(Dataset rows for apps and sites)
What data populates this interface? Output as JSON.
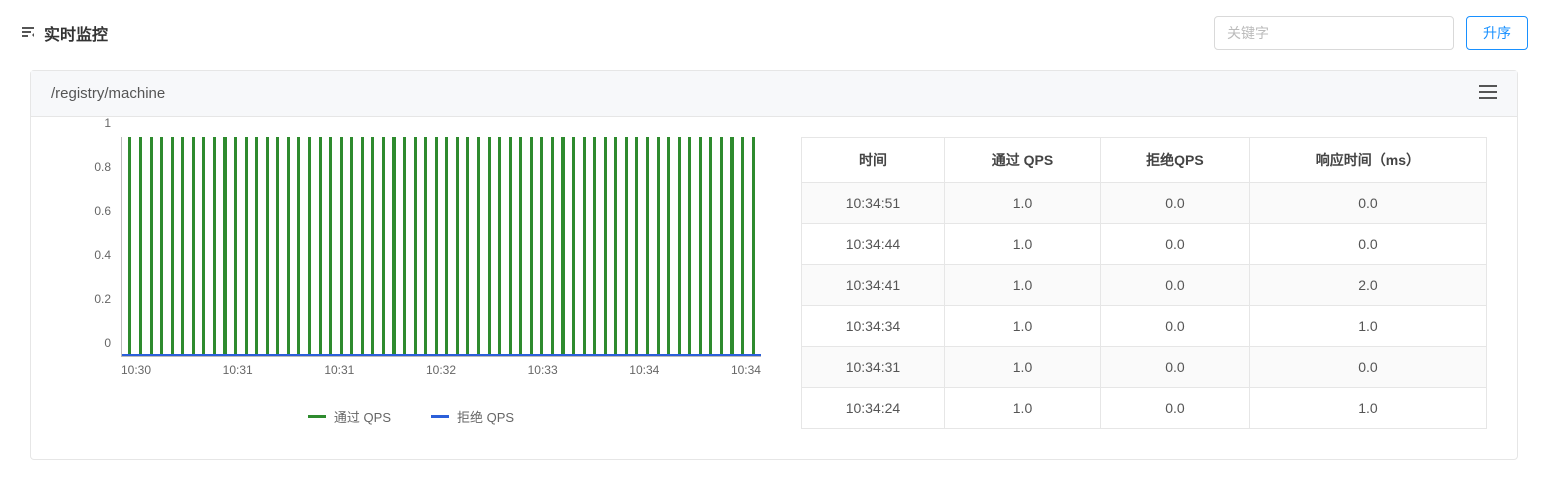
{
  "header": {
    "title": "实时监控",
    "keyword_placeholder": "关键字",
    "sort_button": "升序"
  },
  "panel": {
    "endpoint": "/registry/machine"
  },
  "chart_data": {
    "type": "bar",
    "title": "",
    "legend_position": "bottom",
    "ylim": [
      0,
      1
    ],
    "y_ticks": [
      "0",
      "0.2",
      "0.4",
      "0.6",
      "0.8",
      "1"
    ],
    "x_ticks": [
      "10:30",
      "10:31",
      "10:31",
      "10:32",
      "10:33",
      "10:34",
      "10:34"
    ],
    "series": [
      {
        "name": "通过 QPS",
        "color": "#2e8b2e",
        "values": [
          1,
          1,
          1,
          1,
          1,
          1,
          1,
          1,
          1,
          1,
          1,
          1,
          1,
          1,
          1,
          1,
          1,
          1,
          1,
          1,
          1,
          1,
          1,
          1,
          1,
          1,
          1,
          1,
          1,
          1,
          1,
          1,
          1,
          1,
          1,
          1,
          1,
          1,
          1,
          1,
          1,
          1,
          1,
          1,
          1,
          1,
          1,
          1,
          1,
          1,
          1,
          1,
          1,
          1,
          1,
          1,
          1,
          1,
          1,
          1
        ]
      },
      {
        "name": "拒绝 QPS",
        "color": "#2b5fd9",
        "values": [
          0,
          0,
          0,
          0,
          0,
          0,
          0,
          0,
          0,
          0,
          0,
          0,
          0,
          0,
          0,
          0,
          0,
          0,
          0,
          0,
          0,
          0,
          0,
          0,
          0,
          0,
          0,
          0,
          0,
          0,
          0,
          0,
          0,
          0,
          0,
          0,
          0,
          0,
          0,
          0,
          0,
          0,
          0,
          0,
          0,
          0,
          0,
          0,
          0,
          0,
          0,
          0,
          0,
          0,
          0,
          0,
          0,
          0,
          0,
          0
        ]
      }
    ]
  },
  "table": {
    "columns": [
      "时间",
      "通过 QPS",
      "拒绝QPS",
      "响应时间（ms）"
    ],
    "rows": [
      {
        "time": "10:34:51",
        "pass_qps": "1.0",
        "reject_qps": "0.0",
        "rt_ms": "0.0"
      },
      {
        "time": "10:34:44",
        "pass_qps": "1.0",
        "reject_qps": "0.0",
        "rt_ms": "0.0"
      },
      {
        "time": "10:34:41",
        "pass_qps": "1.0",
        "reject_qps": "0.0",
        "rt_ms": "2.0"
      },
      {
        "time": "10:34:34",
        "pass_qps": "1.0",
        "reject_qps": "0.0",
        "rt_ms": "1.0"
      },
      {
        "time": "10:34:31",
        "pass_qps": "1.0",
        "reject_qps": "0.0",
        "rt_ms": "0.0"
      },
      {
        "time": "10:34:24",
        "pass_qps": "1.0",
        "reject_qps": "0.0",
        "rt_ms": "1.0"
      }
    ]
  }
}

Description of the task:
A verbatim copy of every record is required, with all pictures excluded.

Exercise answer:
What data populates this interface? Output as JSON.
{
  "header": {
    "title": "实时监控",
    "keyword_placeholder": "关键字",
    "sort_button": "升序"
  },
  "panel": {
    "endpoint": "/registry/machine"
  },
  "chart_data": {
    "type": "bar",
    "title": "",
    "legend_position": "bottom",
    "ylim": [
      0,
      1
    ],
    "y_ticks": [
      "0",
      "0.2",
      "0.4",
      "0.6",
      "0.8",
      "1"
    ],
    "x_ticks": [
      "10:30",
      "10:31",
      "10:31",
      "10:32",
      "10:33",
      "10:34",
      "10:34"
    ],
    "series": [
      {
        "name": "通过 QPS",
        "color": "#2e8b2e",
        "values": [
          1,
          1,
          1,
          1,
          1,
          1,
          1,
          1,
          1,
          1,
          1,
          1,
          1,
          1,
          1,
          1,
          1,
          1,
          1,
          1,
          1,
          1,
          1,
          1,
          1,
          1,
          1,
          1,
          1,
          1,
          1,
          1,
          1,
          1,
          1,
          1,
          1,
          1,
          1,
          1,
          1,
          1,
          1,
          1,
          1,
          1,
          1,
          1,
          1,
          1,
          1,
          1,
          1,
          1,
          1,
          1,
          1,
          1,
          1,
          1
        ]
      },
      {
        "name": "拒绝 QPS",
        "color": "#2b5fd9",
        "values": [
          0,
          0,
          0,
          0,
          0,
          0,
          0,
          0,
          0,
          0,
          0,
          0,
          0,
          0,
          0,
          0,
          0,
          0,
          0,
          0,
          0,
          0,
          0,
          0,
          0,
          0,
          0,
          0,
          0,
          0,
          0,
          0,
          0,
          0,
          0,
          0,
          0,
          0,
          0,
          0,
          0,
          0,
          0,
          0,
          0,
          0,
          0,
          0,
          0,
          0,
          0,
          0,
          0,
          0,
          0,
          0,
          0,
          0,
          0,
          0
        ]
      }
    ]
  },
  "table": {
    "columns": [
      "时间",
      "通过 QPS",
      "拒绝QPS",
      "响应时间（ms）"
    ],
    "rows": [
      {
        "time": "10:34:51",
        "pass_qps": "1.0",
        "reject_qps": "0.0",
        "rt_ms": "0.0"
      },
      {
        "time": "10:34:44",
        "pass_qps": "1.0",
        "reject_qps": "0.0",
        "rt_ms": "0.0"
      },
      {
        "time": "10:34:41",
        "pass_qps": "1.0",
        "reject_qps": "0.0",
        "rt_ms": "2.0"
      },
      {
        "time": "10:34:34",
        "pass_qps": "1.0",
        "reject_qps": "0.0",
        "rt_ms": "1.0"
      },
      {
        "time": "10:34:31",
        "pass_qps": "1.0",
        "reject_qps": "0.0",
        "rt_ms": "0.0"
      },
      {
        "time": "10:34:24",
        "pass_qps": "1.0",
        "reject_qps": "0.0",
        "rt_ms": "1.0"
      }
    ]
  }
}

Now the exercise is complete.